The big news this week was that I would be fostering a dog. Well, I picked up sweet Murphy—an eight-year-old female bull terrier—yesterday at the Sam’s Club in Goldsboro, North Carolina. As I write this post, Murphy is sleeping soundly in her crate, and seems to have made herself very much at home already.
It is thanks to the efforts of The Bull Terrier Rescue Mission, Inc., that Murphy is alive and well (I hope!—we go to the veterinarian this morning) today. My post from Wednesday details how I stumbled upon the organization, so I won’t rehash that here; that said, I am thrilled that I discovered them, and would like to encourage readers to check out the organization (and to consider making a donation to them).
The bull terrier is a notoriously difficult breed: they are stubborn and, like many terrier breeds, highly independent. They were bred to be independent, because they were initially fighting dogs. In the 1860s (per the American Kennel Club), Englishman James Hinks took a breed known as the “bull-and-terrier” and bred it to be a gentleman’s companion, sporting a pure white coat that was popular with Victorian aristocrats.

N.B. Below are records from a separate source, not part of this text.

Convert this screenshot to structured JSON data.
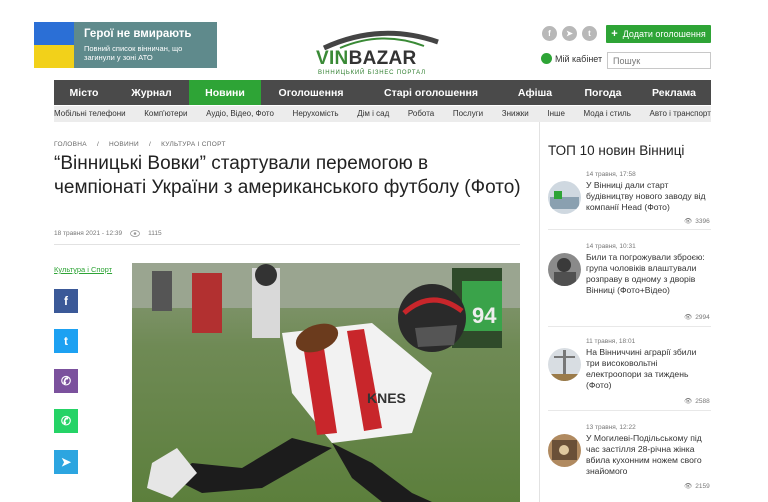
{
  "banner": {
    "title": "Герої не вмирають",
    "subtitle": "Повний список вінничан, що загинули у зоні АТО"
  },
  "logo": {
    "wordmark_a": "VIN",
    "wordmark_b": "BAZAR",
    "tagline": "ВІННИЦЬКИЙ БІЗНЕС ПОРТАЛ"
  },
  "header": {
    "socials": [
      {
        "icon": "facebook-icon",
        "glyph": "f"
      },
      {
        "icon": "telegram-icon",
        "glyph": "➤"
      },
      {
        "icon": "twitter-icon",
        "glyph": "t"
      }
    ],
    "add_ad_label": "Додати оголошення",
    "cabinet_label": "Мій кабінет",
    "search_placeholder": "Пошук"
  },
  "nav": {
    "items": [
      "Місто",
      "Журнал",
      "Новини",
      "Оголошення",
      "Старі оголошення",
      "Афіша",
      "Погода",
      "Реклама"
    ],
    "active_index": 2
  },
  "subnav": {
    "items": [
      "Мобільні телефони",
      "Комп'ютери",
      "Аудіо, Відео, Фото",
      "Нерухомість",
      "Дім і сад",
      "Робота",
      "Послуги",
      "Знижки",
      "Інше",
      "Мода і стиль",
      "Авто і транспорт"
    ]
  },
  "article": {
    "breadcrumbs": [
      "ГОЛОВНА",
      "/",
      "НОВИНИ",
      "/",
      "КУЛЬТУРА І СПОРТ"
    ],
    "title": "“Вінницькі Вовки” стартували перемогою в чемпіонаті України з американського футболу (Фото)",
    "date": "18 травня 2021 - 12:39",
    "views": "1115",
    "category": "Культура і Спорт",
    "share": [
      {
        "icon": "facebook-icon",
        "glyph": "f",
        "color": "#3b5998"
      },
      {
        "icon": "twitter-icon",
        "glyph": "t",
        "color": "#1da1f2"
      },
      {
        "icon": "viber-icon",
        "glyph": "✆",
        "color": "#7b519d"
      },
      {
        "icon": "whatsapp-icon",
        "glyph": "✆",
        "color": "#25d366"
      },
      {
        "icon": "telegram-icon",
        "glyph": "➤",
        "color": "#2ca5e0"
      }
    ]
  },
  "sidebar": {
    "title": "ТОП 10 новин Вінниці",
    "news": [
      {
        "date": "14 травня, 17:58",
        "headline": "У Вінниці дали старт будівництву нового заводу від компанії Head (Фото)",
        "views": "3396"
      },
      {
        "date": "14 травня, 10:31",
        "headline": "Били та погрожували зброєю: група чоловіків влаштували розправу в одному з дворів Вінниці (Фото+Відео)",
        "views": "2994"
      },
      {
        "date": "11 травня, 18:01",
        "headline": "На Вінниччині аграрії збили три високовольтні електроопори за тиждень (Фото)",
        "views": "2588"
      },
      {
        "date": "13 травня, 12:22",
        "headline": "У Могилеві-Подільському під час застілля 28-річна жінка вбила кухонним ножем свого знайомого",
        "views": "2159"
      }
    ]
  },
  "colors": {
    "brand_green": "#2ea436",
    "nav_dark": "#4a4a4a"
  }
}
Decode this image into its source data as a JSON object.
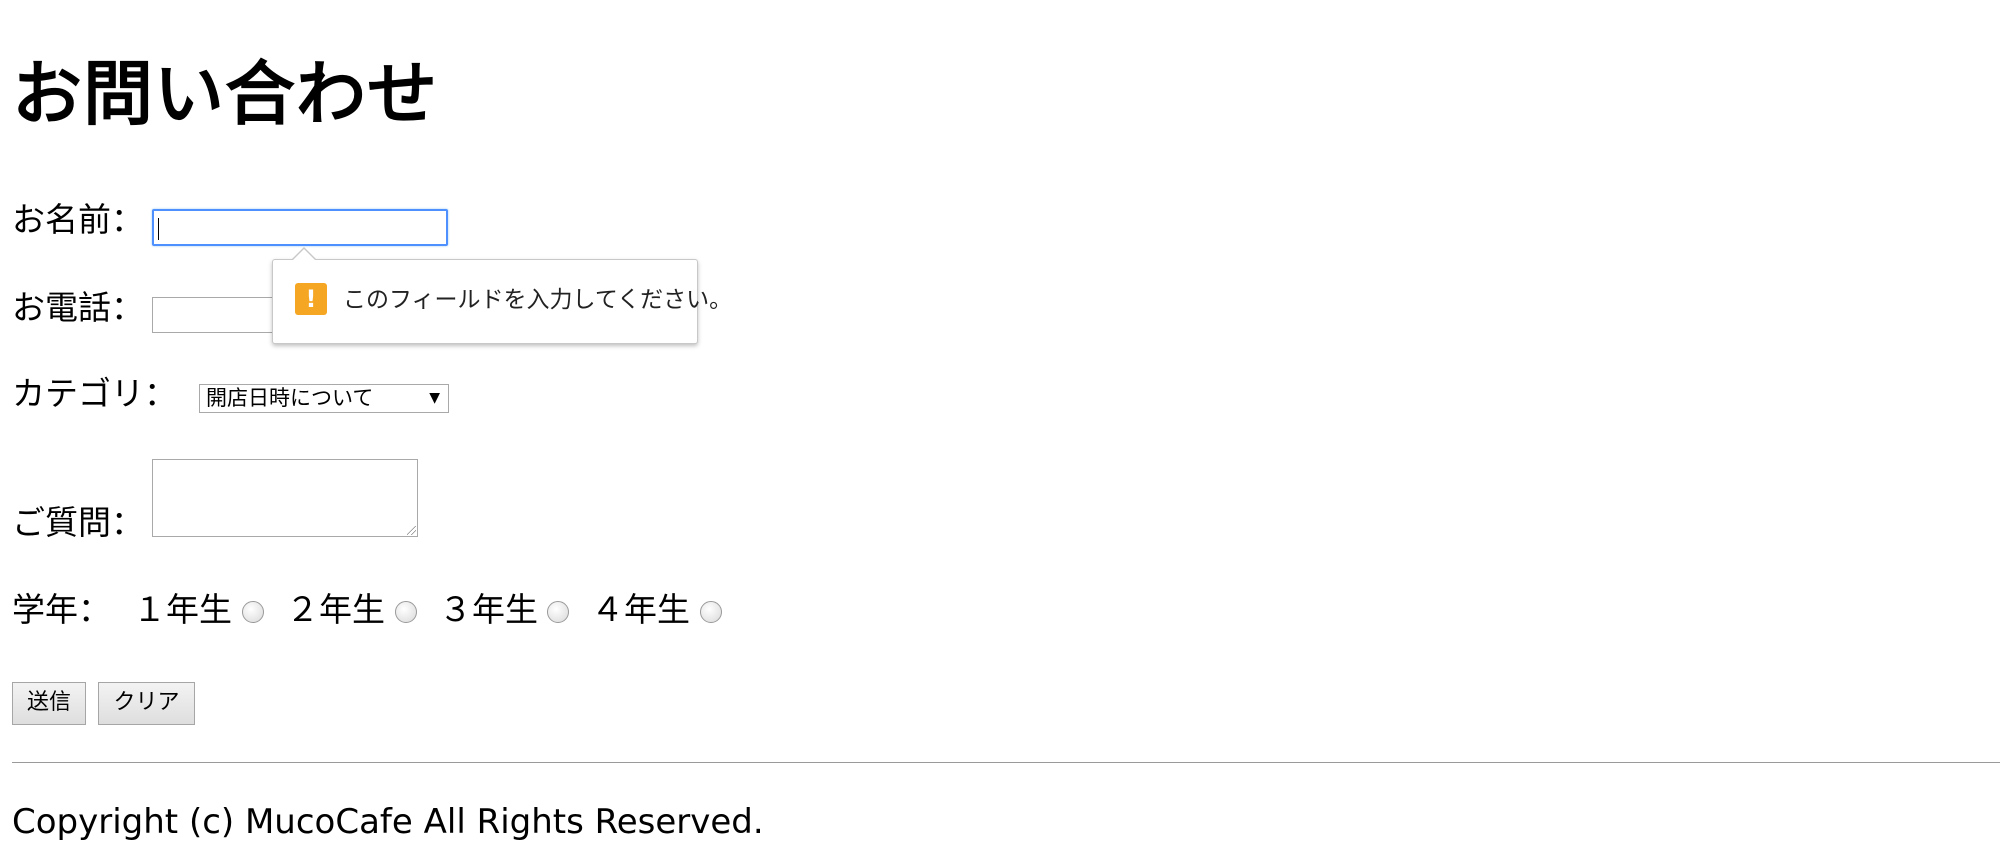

The dog quickly became popular among young, idle gentlemen of the aristocracy, and the modern bull terrier has been a favorite companion dog ever since.
That fighting instinct makes bull terriers tricky with other dogs, and some of them cannot live with other dogs—or even some other animals. On the other hand, many of them do well with other dogs, and even cats and smaller critters. It’s a breed of extremes, and from what I have read, the dogs can become quite unpredictable. It’s due to their intelligence and independence that they can be quite mischievous and crafty, so their training is not for the faint of heart.
That’s all to say that many folks adopt bull terriers without understanding their sometimes radically different nature from other dogs. People remember Spuds MacKenzie, Bullseye, or the dog from Little Rascals (who was actually an American Pitbull Terrier and a Staffordshire Terrier), and want a fun-loving Target mascot running around their homes.
Unfortunately, the desire to bum it on the beach with Spuds ends up with many of these bull terriers turned over to local shelters. My understanding is that it’s not unusual for the cycle to continue—a family might adopt a shelter bull terrier, only to return it when they, too, realize they don’t know how to train the dog properly.
To be clear, I’m not saying I know how to do it, but that’s where The Bull Terrier Rescue Mission really shines: they require anyone wishing to adopt one of the dogs under their care to undergo a thirty-day foster-to-adopt process (I guess I am now on Day 2). The Mission covers costs of medical care for the dog, and requires a vet visit during the foster process to identify any potential health issues and to ensure vaccines are up-to-date.
During that time, they also give foster families a ton of support. I was not considering the breed at all in my quest for a canine companion, but their placement coordinator, Anja, really demystified the process for me. She was right: I am in a chat now with several members of the Mission (including its chill-yet-passionate founder, Arn), and they’re constantly giving me tips, noting behaviors of the breed, etc. It’s been an amazing education, and knowing that I can go to them at virtually any time with questions is a huge relief, because I know I will likely have many. They are also committed to the dogs in their program for life, so if someone adopts and, for some tragic reason, must give up the dog, the Mission will take it back and re-home it.
As such, I think it’s safe to say that these folks are my friends, so I’m happy to dedicated this week’s Support Friends Friday to The Bull Terrier Rescue Mission. If you can help foster a bull terrier, wonderful! They are always in need.
If you can’t do that, no worries! I’d encourage you to make a donation to the BTRM. Vet bills are outrageous, and the Mission covers all of them for fosters. Considering they only charge a $400 adoption fee, they rely upon donations to cover those costs.
That appeal aside, here is what you really came for: pictures of Murphy:
I promise that the blog won’t become a dog blog full-time—this week notwithstanding—though that would probably generate way more clicks than my usual fare. Still, I’ll be happy to post some updates on Murphy in the weeks ahead. “Bull Terrier Tuesday” has a nice ring to it, no?
Happy Friday, and God Bless!